● **Input**

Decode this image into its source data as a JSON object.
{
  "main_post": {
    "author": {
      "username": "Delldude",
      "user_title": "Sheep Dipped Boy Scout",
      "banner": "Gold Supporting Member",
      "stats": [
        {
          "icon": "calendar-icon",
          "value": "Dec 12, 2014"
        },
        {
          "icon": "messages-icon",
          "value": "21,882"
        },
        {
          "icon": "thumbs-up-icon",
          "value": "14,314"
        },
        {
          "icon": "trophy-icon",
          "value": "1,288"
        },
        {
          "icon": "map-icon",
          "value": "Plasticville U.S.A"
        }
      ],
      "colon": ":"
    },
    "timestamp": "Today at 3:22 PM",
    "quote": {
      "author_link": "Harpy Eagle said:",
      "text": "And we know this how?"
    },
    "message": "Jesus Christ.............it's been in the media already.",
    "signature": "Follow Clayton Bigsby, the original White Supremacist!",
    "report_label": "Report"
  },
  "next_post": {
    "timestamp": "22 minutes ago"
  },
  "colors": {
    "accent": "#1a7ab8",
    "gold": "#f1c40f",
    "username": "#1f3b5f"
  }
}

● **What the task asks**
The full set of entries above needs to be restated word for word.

● **Output below**
Decode this image into its source data as a JSON object.
{
  "main_post": {
    "author": {
      "username": "Delldude",
      "user_title": "Sheep Dipped Boy Scout",
      "banner": "Gold Supporting Member",
      "stats": [
        {
          "icon": "calendar-icon",
          "value": "Dec 12, 2014"
        },
        {
          "icon": "messages-icon",
          "value": "21,882"
        },
        {
          "icon": "thumbs-up-icon",
          "value": "14,314"
        },
        {
          "icon": "trophy-icon",
          "value": "1,288"
        },
        {
          "icon": "map-icon",
          "value": "Plasticville U.S.A"
        }
      ],
      "colon": ":"
    },
    "timestamp": "Today at 3:22 PM",
    "quote": {
      "author_link": "Harpy Eagle said:",
      "text": "And we know this how?"
    },
    "message": "Jesus Christ.............it's been in the media already.",
    "signature": "Follow Clayton Bigsby, the original White Supremacist!",
    "report_label": "Report"
  },
  "next_post": {
    "timestamp": "22 minutes ago"
  },
  "colors": {
    "accent": "#1a7ab8",
    "gold": "#f1c40f",
    "username": "#1f3b5f"
  }
}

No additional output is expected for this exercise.